## Work required
What is the number of lines in the data that hold the string "configurar"? Reply with that number only.

Data extracted from a collection:
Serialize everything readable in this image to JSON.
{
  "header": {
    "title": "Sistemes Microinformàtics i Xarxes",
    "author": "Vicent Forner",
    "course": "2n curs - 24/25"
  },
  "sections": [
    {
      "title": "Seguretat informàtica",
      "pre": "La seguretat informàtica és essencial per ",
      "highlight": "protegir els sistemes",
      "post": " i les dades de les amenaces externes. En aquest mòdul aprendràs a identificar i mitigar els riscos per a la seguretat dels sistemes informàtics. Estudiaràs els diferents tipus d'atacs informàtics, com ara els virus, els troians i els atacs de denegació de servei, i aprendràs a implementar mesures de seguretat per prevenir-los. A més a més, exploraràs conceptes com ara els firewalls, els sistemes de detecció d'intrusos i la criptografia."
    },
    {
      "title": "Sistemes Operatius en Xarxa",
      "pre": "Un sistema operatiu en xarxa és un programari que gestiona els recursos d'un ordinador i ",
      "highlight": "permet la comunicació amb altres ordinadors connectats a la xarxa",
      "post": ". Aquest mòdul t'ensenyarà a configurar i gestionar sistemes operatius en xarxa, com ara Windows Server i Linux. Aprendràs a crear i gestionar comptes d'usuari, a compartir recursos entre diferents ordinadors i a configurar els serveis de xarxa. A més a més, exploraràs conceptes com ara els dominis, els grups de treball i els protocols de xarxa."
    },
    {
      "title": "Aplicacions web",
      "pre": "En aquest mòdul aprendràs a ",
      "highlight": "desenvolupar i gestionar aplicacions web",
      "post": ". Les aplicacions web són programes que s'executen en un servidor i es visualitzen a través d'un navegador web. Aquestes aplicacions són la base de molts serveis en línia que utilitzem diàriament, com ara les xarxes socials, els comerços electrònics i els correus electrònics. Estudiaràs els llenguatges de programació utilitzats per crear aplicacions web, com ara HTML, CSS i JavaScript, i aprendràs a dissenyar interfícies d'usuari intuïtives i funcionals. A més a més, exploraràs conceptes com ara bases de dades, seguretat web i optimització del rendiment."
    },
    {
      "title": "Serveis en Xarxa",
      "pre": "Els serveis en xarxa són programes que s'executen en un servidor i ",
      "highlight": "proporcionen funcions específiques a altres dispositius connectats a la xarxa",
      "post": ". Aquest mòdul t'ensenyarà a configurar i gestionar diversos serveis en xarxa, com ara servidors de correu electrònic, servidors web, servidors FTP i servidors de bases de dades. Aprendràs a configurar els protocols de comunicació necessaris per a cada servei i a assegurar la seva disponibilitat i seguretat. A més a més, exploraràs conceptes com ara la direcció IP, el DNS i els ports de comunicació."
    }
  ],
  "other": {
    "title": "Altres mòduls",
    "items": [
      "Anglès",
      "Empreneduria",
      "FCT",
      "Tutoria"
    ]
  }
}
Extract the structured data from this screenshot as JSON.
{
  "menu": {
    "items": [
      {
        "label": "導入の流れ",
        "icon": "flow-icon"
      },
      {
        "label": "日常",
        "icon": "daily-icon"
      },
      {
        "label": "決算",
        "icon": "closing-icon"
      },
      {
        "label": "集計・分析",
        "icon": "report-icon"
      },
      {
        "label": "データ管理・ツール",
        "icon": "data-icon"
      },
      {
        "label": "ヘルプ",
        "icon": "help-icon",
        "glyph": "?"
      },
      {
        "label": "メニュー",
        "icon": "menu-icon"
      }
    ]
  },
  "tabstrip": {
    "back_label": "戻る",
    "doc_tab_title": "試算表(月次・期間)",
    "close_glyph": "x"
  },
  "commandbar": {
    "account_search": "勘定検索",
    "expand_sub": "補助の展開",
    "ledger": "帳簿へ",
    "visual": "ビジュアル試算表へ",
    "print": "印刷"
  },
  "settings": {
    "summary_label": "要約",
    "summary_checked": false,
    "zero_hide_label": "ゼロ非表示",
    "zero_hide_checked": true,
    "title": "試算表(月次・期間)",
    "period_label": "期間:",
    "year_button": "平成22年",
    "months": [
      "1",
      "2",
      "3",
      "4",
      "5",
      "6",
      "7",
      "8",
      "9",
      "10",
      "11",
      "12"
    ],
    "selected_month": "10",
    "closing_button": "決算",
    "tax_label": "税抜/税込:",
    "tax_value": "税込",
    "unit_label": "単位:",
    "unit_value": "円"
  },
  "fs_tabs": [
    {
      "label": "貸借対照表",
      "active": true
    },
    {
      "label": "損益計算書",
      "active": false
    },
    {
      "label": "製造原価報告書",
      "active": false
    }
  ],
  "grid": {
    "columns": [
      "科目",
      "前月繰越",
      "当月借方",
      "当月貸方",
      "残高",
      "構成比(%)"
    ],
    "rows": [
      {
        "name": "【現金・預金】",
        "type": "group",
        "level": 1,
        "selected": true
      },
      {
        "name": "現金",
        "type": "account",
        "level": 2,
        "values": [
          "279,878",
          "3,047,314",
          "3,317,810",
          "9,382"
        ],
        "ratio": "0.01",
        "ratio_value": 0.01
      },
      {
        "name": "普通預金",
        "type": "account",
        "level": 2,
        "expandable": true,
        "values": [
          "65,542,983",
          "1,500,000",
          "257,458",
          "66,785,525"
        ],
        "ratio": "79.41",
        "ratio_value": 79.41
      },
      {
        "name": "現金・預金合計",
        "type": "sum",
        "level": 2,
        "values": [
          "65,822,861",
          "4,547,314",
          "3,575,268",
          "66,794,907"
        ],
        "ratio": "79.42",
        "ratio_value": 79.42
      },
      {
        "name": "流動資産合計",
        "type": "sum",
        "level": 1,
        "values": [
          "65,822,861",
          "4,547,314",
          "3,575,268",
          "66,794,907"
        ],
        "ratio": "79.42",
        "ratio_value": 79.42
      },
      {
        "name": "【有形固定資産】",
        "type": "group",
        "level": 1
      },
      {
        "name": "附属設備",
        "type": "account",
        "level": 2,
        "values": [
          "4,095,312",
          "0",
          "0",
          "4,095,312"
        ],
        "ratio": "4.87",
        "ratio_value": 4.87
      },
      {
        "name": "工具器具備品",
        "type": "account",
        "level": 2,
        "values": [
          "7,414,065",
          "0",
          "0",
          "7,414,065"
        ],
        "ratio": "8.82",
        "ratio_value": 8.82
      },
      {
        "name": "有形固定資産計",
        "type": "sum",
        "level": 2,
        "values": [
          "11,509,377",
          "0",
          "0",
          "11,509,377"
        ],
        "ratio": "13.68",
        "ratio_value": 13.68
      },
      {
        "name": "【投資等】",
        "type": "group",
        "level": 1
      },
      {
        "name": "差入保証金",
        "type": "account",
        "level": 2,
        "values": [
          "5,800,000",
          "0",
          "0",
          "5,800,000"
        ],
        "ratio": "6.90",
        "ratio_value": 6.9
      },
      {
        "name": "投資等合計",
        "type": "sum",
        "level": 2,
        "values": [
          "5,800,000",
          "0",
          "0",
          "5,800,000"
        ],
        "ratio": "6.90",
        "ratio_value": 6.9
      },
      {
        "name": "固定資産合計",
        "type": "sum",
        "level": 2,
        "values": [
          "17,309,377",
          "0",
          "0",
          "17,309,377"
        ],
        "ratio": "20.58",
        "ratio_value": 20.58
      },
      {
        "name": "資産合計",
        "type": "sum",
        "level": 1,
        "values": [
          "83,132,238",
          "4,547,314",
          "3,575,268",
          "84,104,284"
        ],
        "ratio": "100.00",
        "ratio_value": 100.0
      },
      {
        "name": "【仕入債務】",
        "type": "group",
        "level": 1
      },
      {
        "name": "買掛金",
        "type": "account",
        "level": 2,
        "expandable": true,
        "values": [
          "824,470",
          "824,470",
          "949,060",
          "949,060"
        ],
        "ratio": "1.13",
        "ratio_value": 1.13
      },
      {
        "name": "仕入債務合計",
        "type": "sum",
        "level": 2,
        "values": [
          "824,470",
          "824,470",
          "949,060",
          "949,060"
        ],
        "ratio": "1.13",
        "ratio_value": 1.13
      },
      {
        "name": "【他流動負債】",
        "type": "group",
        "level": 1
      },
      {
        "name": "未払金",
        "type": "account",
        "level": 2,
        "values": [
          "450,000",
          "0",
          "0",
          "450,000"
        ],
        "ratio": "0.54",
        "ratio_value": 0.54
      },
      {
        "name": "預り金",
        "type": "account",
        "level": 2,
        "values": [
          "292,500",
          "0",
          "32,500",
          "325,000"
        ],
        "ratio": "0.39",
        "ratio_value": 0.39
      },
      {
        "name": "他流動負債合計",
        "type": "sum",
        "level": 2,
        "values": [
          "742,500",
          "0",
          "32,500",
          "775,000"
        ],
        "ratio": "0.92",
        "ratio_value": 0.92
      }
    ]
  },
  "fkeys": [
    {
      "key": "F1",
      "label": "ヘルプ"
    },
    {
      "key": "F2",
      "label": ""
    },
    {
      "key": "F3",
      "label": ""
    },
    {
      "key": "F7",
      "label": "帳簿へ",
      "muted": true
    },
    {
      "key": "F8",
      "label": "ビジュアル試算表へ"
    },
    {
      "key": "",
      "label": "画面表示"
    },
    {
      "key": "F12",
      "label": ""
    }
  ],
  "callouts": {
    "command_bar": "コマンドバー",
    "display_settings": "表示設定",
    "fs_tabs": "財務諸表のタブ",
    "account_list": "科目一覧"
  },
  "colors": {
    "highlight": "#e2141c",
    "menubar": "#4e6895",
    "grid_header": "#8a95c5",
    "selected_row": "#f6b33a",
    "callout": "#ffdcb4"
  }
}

## The answer
2